- Continuity Nod: One of the dungeons is an almost perfect reproduction of the maze of Doth from the first game
- Cool Train: For a significant amount of time, your only means of travel in Eltz.
- Dub Name Change: English-language players will probably be baffled by Rich Jr.'s constant references to a mysterious "father" that they're apparently supposed to recognize, but who is never named outright. That's because for whatever reason, the name of Richter, the strongest mercenary in the original Lennus, was changed to "Mouth" in the localization of Paladin's Quest.
- Elemental Powers: Just like the first game, there are 8 elements in total:
- Kill It with Fire: Fire. This one is available from the start. Provides basic attack magic. Effective against plants.
- Shock and Awe: Light. This one is available from the start. Provides basic attack magic. Effective against reptiles.
- Blow You Away: Air. This one is available from the start. Provides basic attack magic. Effective against mammal/humanoid enemies.
- Extra-ore-dinary: Gold. Can be used to combine other elements, thus creating better spells.
- Dishing Out Dirt: Earth. Mainly used for support spells such as Heal.note
- Bizarro Elements: Sky. Unlike what its name may imply, Sky can be best described as a summoner element, since its spells revolve around summoning creatures to aid you in battle, such as Gubo.note Can also be used to combine other elements, thus creating better spells.
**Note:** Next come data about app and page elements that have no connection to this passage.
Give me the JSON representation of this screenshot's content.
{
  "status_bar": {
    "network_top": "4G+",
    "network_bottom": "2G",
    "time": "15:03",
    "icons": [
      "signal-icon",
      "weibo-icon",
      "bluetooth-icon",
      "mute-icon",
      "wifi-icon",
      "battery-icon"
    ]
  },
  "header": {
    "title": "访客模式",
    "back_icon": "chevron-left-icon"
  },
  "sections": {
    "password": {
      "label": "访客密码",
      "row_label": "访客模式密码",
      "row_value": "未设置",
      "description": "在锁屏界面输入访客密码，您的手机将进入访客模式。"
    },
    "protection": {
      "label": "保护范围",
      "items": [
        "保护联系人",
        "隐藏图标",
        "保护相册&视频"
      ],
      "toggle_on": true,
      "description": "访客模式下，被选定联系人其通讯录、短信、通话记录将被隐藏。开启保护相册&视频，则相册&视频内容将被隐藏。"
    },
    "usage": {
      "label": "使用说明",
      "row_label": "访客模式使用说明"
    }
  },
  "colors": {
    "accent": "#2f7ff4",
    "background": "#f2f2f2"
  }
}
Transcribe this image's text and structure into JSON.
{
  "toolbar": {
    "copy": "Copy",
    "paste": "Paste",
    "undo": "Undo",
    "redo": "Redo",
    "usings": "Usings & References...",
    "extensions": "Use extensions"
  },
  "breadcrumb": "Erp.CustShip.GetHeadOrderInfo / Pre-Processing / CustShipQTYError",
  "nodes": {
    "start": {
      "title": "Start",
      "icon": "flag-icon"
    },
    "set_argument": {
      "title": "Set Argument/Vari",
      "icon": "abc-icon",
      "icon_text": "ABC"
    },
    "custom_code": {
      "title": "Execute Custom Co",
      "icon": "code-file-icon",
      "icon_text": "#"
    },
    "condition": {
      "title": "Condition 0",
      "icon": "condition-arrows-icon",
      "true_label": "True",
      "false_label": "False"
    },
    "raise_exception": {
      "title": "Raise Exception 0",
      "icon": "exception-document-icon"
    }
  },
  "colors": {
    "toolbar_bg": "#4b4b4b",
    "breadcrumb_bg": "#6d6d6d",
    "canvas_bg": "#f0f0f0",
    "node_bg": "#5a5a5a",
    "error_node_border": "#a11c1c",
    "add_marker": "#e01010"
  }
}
- Making a Splash: Water. Provides magic support mainly in the form of wall spells. Also provides the incredibly useful Revivenote spell.
- Power of the Void, Infinity +1 Element: Void. Provides the ultimate magic in the game when combined with other elements.
- Five-Bad Band:
- Floating Continent: The cities of Andel. Except they're floating underground.
- Good Morning, Crono: In a twist, the one waking the player up is the major villain.
- Guide Dang It!: A good number of mecenaries. Recruiting Polock takes the cake for this, but other honorable mentions include recruiting Nikita, recruiting and powering up Myra, and finding a bride for Eudenus.
- Path of Inspiration: The Great Union is much less pleasant than the prophecies indicate.
- Permanently Missable Content:
- The Gold spirit and everything else in the underworld, including any mercenaries you didn't recruit at least once.
- The Water spirit becomes unobtainable once you go to Lennus.
- Point of No Return: The Great Union.
- Pointy Ears: A few of the races.
- Schmuck Bait: Almost too many to count. The are many, many NPCs who will gleefully take all of your money away—permanently.
- Shout-Out: The fan translation include's Gravity'sRainbow and an evil plan involving a Death Star.
- Stripperiffic: Justified for Nikita, who is a stripper. Most of the other female characters' clothing isn't particularly revealing, although Myra seems to only have her Leotard of Power and cape.
- Verbal Tic: The four angels...zoo.
- What the Hell, Hero?:
- In addition to the destruction of Andel, it's quite easy to irritate and offend the people of Eltz.
- If you do anything before helping the people of Tol Terran—including taking other paths in the dungeon—you will cause more of its inhabitants to die. The Tol Terrans know this, and will hate you for it.